EXCERPTED RECORDS -
==*==

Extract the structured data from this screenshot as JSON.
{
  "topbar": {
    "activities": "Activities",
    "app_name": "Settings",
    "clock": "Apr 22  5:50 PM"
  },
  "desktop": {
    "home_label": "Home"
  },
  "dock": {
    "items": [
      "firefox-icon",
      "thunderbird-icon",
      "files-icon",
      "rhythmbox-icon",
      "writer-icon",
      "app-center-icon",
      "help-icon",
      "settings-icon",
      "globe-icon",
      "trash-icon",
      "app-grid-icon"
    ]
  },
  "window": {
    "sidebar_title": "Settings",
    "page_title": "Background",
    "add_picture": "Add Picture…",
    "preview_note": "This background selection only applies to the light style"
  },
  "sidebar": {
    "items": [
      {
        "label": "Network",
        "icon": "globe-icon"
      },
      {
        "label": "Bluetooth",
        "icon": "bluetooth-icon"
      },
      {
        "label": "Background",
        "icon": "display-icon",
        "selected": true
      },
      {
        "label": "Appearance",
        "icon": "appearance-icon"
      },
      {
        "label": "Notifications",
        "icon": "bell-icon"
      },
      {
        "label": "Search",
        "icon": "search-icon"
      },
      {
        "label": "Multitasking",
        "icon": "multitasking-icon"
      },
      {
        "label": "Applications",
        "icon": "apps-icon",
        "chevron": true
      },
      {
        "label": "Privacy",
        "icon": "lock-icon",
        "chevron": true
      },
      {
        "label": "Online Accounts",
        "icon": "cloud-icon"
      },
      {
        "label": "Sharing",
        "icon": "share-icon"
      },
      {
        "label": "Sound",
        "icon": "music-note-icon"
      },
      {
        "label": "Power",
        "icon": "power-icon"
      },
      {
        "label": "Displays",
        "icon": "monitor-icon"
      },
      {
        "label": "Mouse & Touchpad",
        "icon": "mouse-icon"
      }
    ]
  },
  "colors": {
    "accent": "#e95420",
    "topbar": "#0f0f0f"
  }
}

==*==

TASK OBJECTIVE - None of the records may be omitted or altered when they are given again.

WRITTEN SOLUTION -
Extract the structured data from this screenshot as JSON.
{
  "topbar": {
    "activities": "Activities",
    "app_name": "Settings",
    "clock": "Apr 22  5:50 PM"
  },
  "desktop": {
    "home_label": "Home"
  },
  "dock": {
    "items": [
      "firefox-icon",
      "thunderbird-icon",
      "files-icon",
      "rhythmbox-icon",
      "writer-icon",
      "app-center-icon",
      "help-icon",
      "settings-icon",
      "globe-icon",
      "trash-icon",
      "app-grid-icon"
    ]
  },
  "window": {
    "sidebar_title": "Settings",
    "page_title": "Background",
    "add_picture": "Add Picture…",
    "preview_note": "This background selection only applies to the light style"
  },
  "sidebar": {
    "items": [
      {
        "label": "Network",
        "icon": "globe-icon"
      },
      {
        "label": "Bluetooth",
        "icon": "bluetooth-icon"
      },
      {
        "label": "Background",
        "icon": "display-icon",
        "selected": true
      },
      {
        "label": "Appearance",
        "icon": "appearance-icon"
      },
      {
        "label": "Notifications",
        "icon": "bell-icon"
      },
      {
        "label": "Search",
        "icon": "search-icon"
      },
      {
        "label": "Multitasking",
        "icon": "multitasking-icon"
      },
      {
        "label": "Applications",
        "icon": "apps-icon",
        "chevron": true
      },
      {
        "label": "Privacy",
        "icon": "lock-icon",
        "chevron": true
      },
      {
        "label": "Online Accounts",
        "icon": "cloud-icon"
      },
      {
        "label": "Sharing",
        "icon": "share-icon"
      },
      {
        "label": "Sound",
        "icon": "music-note-icon"
      },
      {
        "label": "Power",
        "icon": "power-icon"
      },
      {
        "label": "Displays",
        "icon": "monitor-icon"
      },
      {
        "label": "Mouse & Touchpad",
        "icon": "mouse-icon"
      }
    ]
  },
  "colors": {
    "accent": "#e95420",
    "topbar": "#0f0f0f"
  }
}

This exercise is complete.